• Directions for this task
All the lines below need retyping exactly, apart from the images.
*** Opening of Data extract ***
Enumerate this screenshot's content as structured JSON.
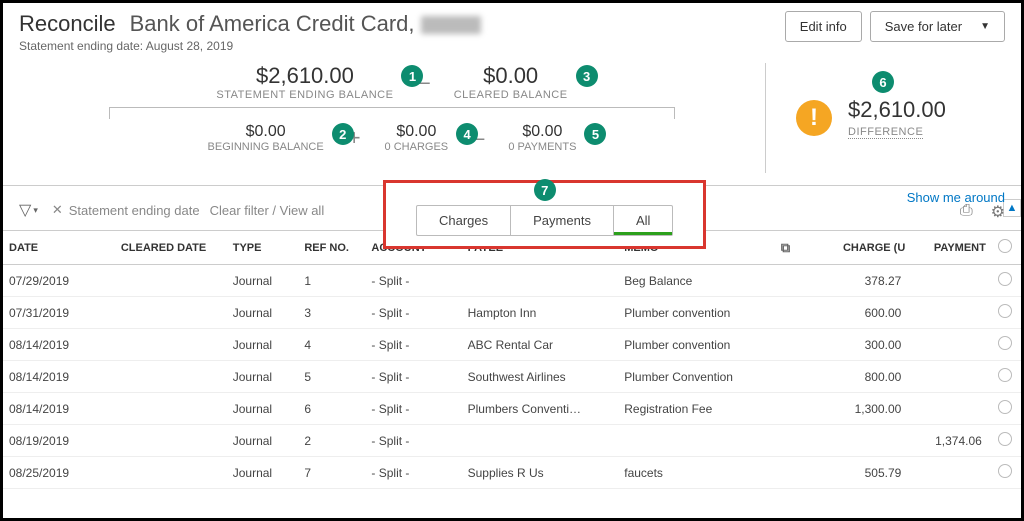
{
  "header": {
    "title": "Reconcile",
    "bank": "Bank of America Credit Card,",
    "subtitle": "Statement ending date: August 28, 2019",
    "edit_btn": "Edit info",
    "save_btn": "Save for later"
  },
  "summary": {
    "ending": {
      "amount": "$2,610.00",
      "label": "STATEMENT ENDING BALANCE"
    },
    "cleared": {
      "amount": "$0.00",
      "label": "CLEARED BALANCE"
    },
    "beginning": {
      "amount": "$0.00",
      "label": "BEGINNING BALANCE"
    },
    "charges": {
      "amount": "$0.00",
      "label": "0 CHARGES"
    },
    "payments": {
      "amount": "$0.00",
      "label": "0 PAYMENTS"
    },
    "difference": {
      "amount": "$2,610.00",
      "label": "DIFFERENCE"
    }
  },
  "badges": {
    "b1": "1",
    "b2": "2",
    "b3": "3",
    "b4": "4",
    "b5": "5",
    "b6": "6",
    "b7": "7"
  },
  "toolbar": {
    "chip": "Statement ending date",
    "hint": "Clear filter / View all",
    "show_link": "Show me around",
    "tabs": {
      "charges": "Charges",
      "payments": "Payments",
      "all": "All"
    }
  },
  "columns": {
    "date": "DATE",
    "cleared": "CLEARED DATE",
    "type": "TYPE",
    "ref": "REF NO.",
    "account": "ACCOUNT",
    "payee": "PAYEE",
    "memo": "MEMO",
    "charge": "CHARGE (U",
    "payment": "PAYMENT"
  },
  "rows": [
    {
      "date": "07/29/2019",
      "cleared": "",
      "type": "Journal",
      "ref": "1",
      "account": "- Split -",
      "payee": "",
      "memo": "Beg Balance",
      "charge": "378.27",
      "payment": ""
    },
    {
      "date": "07/31/2019",
      "cleared": "",
      "type": "Journal",
      "ref": "3",
      "account": "- Split -",
      "payee": "Hampton Inn",
      "memo": "Plumber convention",
      "charge": "600.00",
      "payment": ""
    },
    {
      "date": "08/14/2019",
      "cleared": "",
      "type": "Journal",
      "ref": "4",
      "account": "- Split -",
      "payee": "ABC Rental Car",
      "memo": "Plumber convention",
      "charge": "300.00",
      "payment": ""
    },
    {
      "date": "08/14/2019",
      "cleared": "",
      "type": "Journal",
      "ref": "5",
      "account": "- Split -",
      "payee": "Southwest Airlines",
      "memo": "Plumber Convention",
      "charge": "800.00",
      "payment": ""
    },
    {
      "date": "08/14/2019",
      "cleared": "",
      "type": "Journal",
      "ref": "6",
      "account": "- Split -",
      "payee": "Plumbers Conventi…",
      "memo": "Registration Fee",
      "charge": "1,300.00",
      "payment": ""
    },
    {
      "date": "08/19/2019",
      "cleared": "",
      "type": "Journal",
      "ref": "2",
      "account": "- Split -",
      "payee": "",
      "memo": "",
      "charge": "",
      "payment": "1,374.06"
    },
    {
      "date": "08/25/2019",
      "cleared": "",
      "type": "Journal",
      "ref": "7",
      "account": "- Split -",
      "payee": "Supplies R Us",
      "memo": "faucets",
      "charge": "505.79",
      "payment": ""
    }
  ]
}
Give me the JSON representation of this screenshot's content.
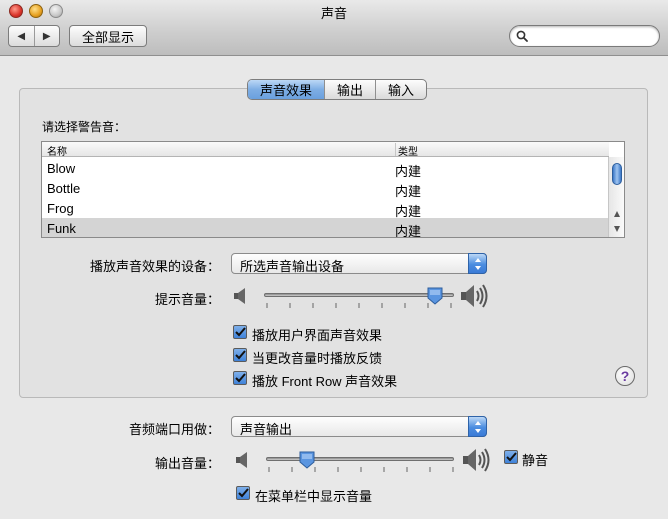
{
  "window": {
    "title": "声音"
  },
  "toolbar": {
    "back_glyph": "◀",
    "forward_glyph": "▶",
    "show_all_label": "全部显示",
    "search_value": ""
  },
  "tabs": [
    {
      "label": "声音效果",
      "active": true
    },
    {
      "label": "输出",
      "active": false
    },
    {
      "label": "输入",
      "active": false
    }
  ],
  "sound_effects": {
    "alert_label": "请选择警告音：",
    "columns": {
      "name": "名称",
      "type": "类型"
    },
    "rows": [
      {
        "name": "Blow",
        "type": "内建",
        "selected": false
      },
      {
        "name": "Bottle",
        "type": "内建",
        "selected": false
      },
      {
        "name": "Frog",
        "type": "内建",
        "selected": false
      },
      {
        "name": "Funk",
        "type": "内建",
        "selected": true
      }
    ],
    "device_label": "播放声音效果的设备：",
    "device_value": "所选声音输出设备",
    "alert_volume_label": "提示音量：",
    "alert_volume_level": 0.9,
    "checkboxes": [
      {
        "label": "播放用户界面声音效果",
        "checked": true
      },
      {
        "label": "当更改音量时播放反馈",
        "checked": true
      },
      {
        "label": "播放 Front Row 声音效果",
        "checked": true
      }
    ],
    "help_glyph": "?"
  },
  "output": {
    "port_label": "音频端口用做：",
    "port_value": "声音输出",
    "volume_label": "输出音量：",
    "volume_level": 0.22,
    "mute_label": "静音",
    "mute_checked": true,
    "menubar_label": "在菜单栏中显示音量",
    "menubar_checked": true
  },
  "colors": {
    "accent_blue": "#4b8de0",
    "selected_row": "#d4d4d4",
    "help_purple": "#6a3ba0"
  },
  "icons": [
    "back-icon",
    "forward-icon",
    "search-icon",
    "speaker-low-icon",
    "speaker-high-icon",
    "checkmark-icon",
    "help-icon",
    "popup-arrows-icon"
  ]
}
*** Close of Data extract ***
• Task result
Enumerate this screenshot's content as structured JSON.
{
  "header": {
    "title": "Reconcile",
    "bank": "Bank of America Credit Card,",
    "subtitle": "Statement ending date: August 28, 2019",
    "edit_btn": "Edit info",
    "save_btn": "Save for later"
  },
  "summary": {
    "ending": {
      "amount": "$2,610.00",
      "label": "STATEMENT ENDING BALANCE"
    },
    "cleared": {
      "amount": "$0.00",
      "label": "CLEARED BALANCE"
    },
    "beginning": {
      "amount": "$0.00",
      "label": "BEGINNING BALANCE"
    },
    "charges": {
      "amount": "$0.00",
      "label": "0 CHARGES"
    },
    "payments": {
      "amount": "$0.00",
      "label": "0 PAYMENTS"
    },
    "difference": {
      "amount": "$2,610.00",
      "label": "DIFFERENCE"
    }
  },
  "badges": {
    "b1": "1",
    "b2": "2",
    "b3": "3",
    "b4": "4",
    "b5": "5",
    "b6": "6",
    "b7": "7"
  },
  "toolbar": {
    "chip": "Statement ending date",
    "hint": "Clear filter / View all",
    "show_link": "Show me around",
    "tabs": {
      "charges": "Charges",
      "payments": "Payments",
      "all": "All"
    }
  },
  "columns": {
    "date": "DATE",
    "cleared": "CLEARED DATE",
    "type": "TYPE",
    "ref": "REF NO.",
    "account": "ACCOUNT",
    "payee": "PAYEE",
    "memo": "MEMO",
    "charge": "CHARGE (U",
    "payment": "PAYMENT"
  },
  "rows": [
    {
      "date": "07/29/2019",
      "cleared": "",
      "type": "Journal",
      "ref": "1",
      "account": "- Split -",
      "payee": "",
      "memo": "Beg Balance",
      "charge": "378.27",
      "payment": ""
    },
    {
      "date": "07/31/2019",
      "cleared": "",
      "type": "Journal",
      "ref": "3",
      "account": "- Split -",
      "payee": "Hampton Inn",
      "memo": "Plumber convention",
      "charge": "600.00",
      "payment": ""
    },
    {
      "date": "08/14/2019",
      "cleared": "",
      "type": "Journal",
      "ref": "4",
      "account": "- Split -",
      "payee": "ABC Rental Car",
      "memo": "Plumber convention",
      "charge": "300.00",
      "payment": ""
    },
    {
      "date": "08/14/2019",
      "cleared": "",
      "type": "Journal",
      "ref": "5",
      "account": "- Split -",
      "payee": "Southwest Airlines",
      "memo": "Plumber Convention",
      "charge": "800.00",
      "payment": ""
    },
    {
      "date": "08/14/2019",
      "cleared": "",
      "type": "Journal",
      "ref": "6",
      "account": "- Split -",
      "payee": "Plumbers Conventi…",
      "memo": "Registration Fee",
      "charge": "1,300.00",
      "payment": ""
    },
    {
      "date": "08/19/2019",
      "cleared": "",
      "type": "Journal",
      "ref": "2",
      "account": "- Split -",
      "payee": "",
      "memo": "",
      "charge": "",
      "payment": "1,374.06"
    },
    {
      "date": "08/25/2019",
      "cleared": "",
      "type": "Journal",
      "ref": "7",
      "account": "- Split -",
      "payee": "Supplies R Us",
      "memo": "faucets",
      "charge": "505.79",
      "payment": ""
    }
  ]
}
Give me the JSON representation of this screenshot's content.
{
  "window": {
    "title": "声音"
  },
  "toolbar": {
    "back_glyph": "◀",
    "forward_glyph": "▶",
    "show_all_label": "全部显示",
    "search_value": ""
  },
  "tabs": [
    {
      "label": "声音效果",
      "active": true
    },
    {
      "label": "输出",
      "active": false
    },
    {
      "label": "输入",
      "active": false
    }
  ],
  "sound_effects": {
    "alert_label": "请选择警告音：",
    "columns": {
      "name": "名称",
      "type": "类型"
    },
    "rows": [
      {
        "name": "Blow",
        "type": "内建",
        "selected": false
      },
      {
        "name": "Bottle",
        "type": "内建",
        "selected": false
      },
      {
        "name": "Frog",
        "type": "内建",
        "selected": false
      },
      {
        "name": "Funk",
        "type": "内建",
        "selected": true
      }
    ],
    "device_label": "播放声音效果的设备：",
    "device_value": "所选声音输出设备",
    "alert_volume_label": "提示音量：",
    "alert_volume_level": 0.9,
    "checkboxes": [
      {
        "label": "播放用户界面声音效果",
        "checked": true
      },
      {
        "label": "当更改音量时播放反馈",
        "checked": true
      },
      {
        "label": "播放 Front Row 声音效果",
        "checked": true
      }
    ],
    "help_glyph": "?"
  },
  "output": {
    "port_label": "音频端口用做：",
    "port_value": "声音输出",
    "volume_label": "输出音量：",
    "volume_level": 0.22,
    "mute_label": "静音",
    "mute_checked": true,
    "menubar_label": "在菜单栏中显示音量",
    "menubar_checked": true
  },
  "colors": {
    "accent_blue": "#4b8de0",
    "selected_row": "#d4d4d4",
    "help_purple": "#6a3ba0"
  },
  "icons": [
    "back-icon",
    "forward-icon",
    "search-icon",
    "speaker-low-icon",
    "speaker-high-icon",
    "checkmark-icon",
    "help-icon",
    "popup-arrows-icon"
  ]
}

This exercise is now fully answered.